#### Your task
This exercise calls for the data below to be retyped exactly, minus any images.

#### Source material

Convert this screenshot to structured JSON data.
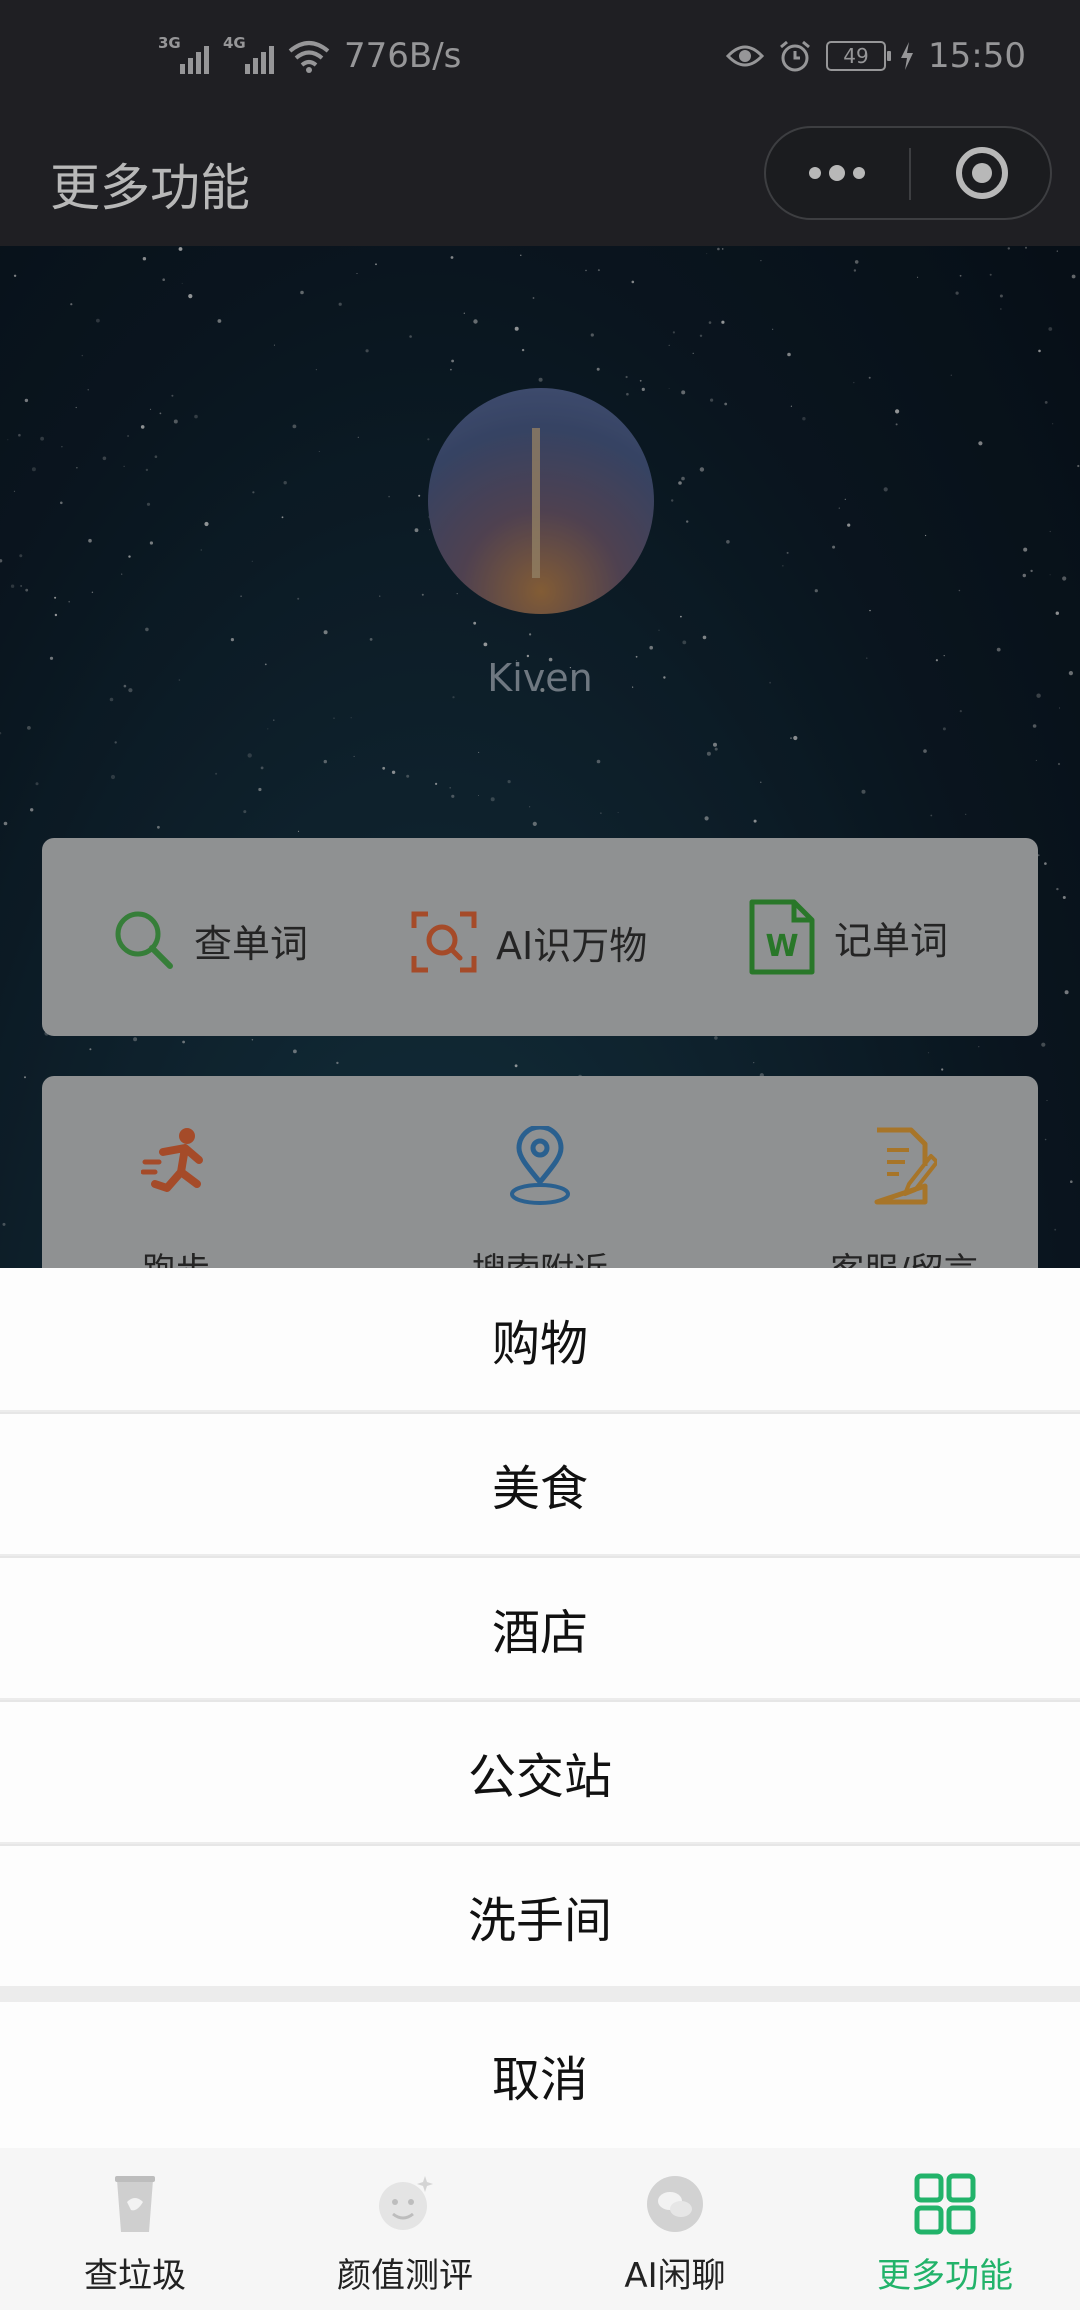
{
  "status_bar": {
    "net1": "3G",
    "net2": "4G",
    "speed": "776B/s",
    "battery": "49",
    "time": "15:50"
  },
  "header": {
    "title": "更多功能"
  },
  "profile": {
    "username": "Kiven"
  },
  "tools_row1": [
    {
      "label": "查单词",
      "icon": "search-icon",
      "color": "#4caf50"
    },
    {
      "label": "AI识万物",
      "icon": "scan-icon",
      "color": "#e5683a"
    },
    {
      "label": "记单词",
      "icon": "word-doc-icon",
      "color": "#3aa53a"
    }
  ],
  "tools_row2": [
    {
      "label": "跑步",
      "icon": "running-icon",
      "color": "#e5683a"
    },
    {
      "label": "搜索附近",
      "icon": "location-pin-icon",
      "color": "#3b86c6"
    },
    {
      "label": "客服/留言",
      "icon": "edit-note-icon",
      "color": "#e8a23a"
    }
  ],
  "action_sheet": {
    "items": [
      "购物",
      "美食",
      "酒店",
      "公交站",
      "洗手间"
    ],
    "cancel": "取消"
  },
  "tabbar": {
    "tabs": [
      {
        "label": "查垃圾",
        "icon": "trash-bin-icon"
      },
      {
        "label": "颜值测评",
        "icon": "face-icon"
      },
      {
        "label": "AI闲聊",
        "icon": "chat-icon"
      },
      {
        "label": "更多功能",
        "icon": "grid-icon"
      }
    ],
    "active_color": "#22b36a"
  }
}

#### Task result
Convert this screenshot to structured JSON data.
{
  "status_bar": {
    "net1": "3G",
    "net2": "4G",
    "speed": "776B/s",
    "battery": "49",
    "time": "15:50"
  },
  "header": {
    "title": "更多功能"
  },
  "profile": {
    "username": "Kiven"
  },
  "tools_row1": [
    {
      "label": "查单词",
      "icon": "search-icon",
      "color": "#4caf50"
    },
    {
      "label": "AI识万物",
      "icon": "scan-icon",
      "color": "#e5683a"
    },
    {
      "label": "记单词",
      "icon": "word-doc-icon",
      "color": "#3aa53a"
    }
  ],
  "tools_row2": [
    {
      "label": "跑步",
      "icon": "running-icon",
      "color": "#e5683a"
    },
    {
      "label": "搜索附近",
      "icon": "location-pin-icon",
      "color": "#3b86c6"
    },
    {
      "label": "客服/留言",
      "icon": "edit-note-icon",
      "color": "#e8a23a"
    }
  ],
  "action_sheet": {
    "items": [
      "购物",
      "美食",
      "酒店",
      "公交站",
      "洗手间"
    ],
    "cancel": "取消"
  },
  "tabbar": {
    "tabs": [
      {
        "label": "查垃圾",
        "icon": "trash-bin-icon"
      },
      {
        "label": "颜值测评",
        "icon": "face-icon"
      },
      {
        "label": "AI闲聊",
        "icon": "chat-icon"
      },
      {
        "label": "更多功能",
        "icon": "grid-icon"
      }
    ],
    "active_color": "#22b36a"
  }
}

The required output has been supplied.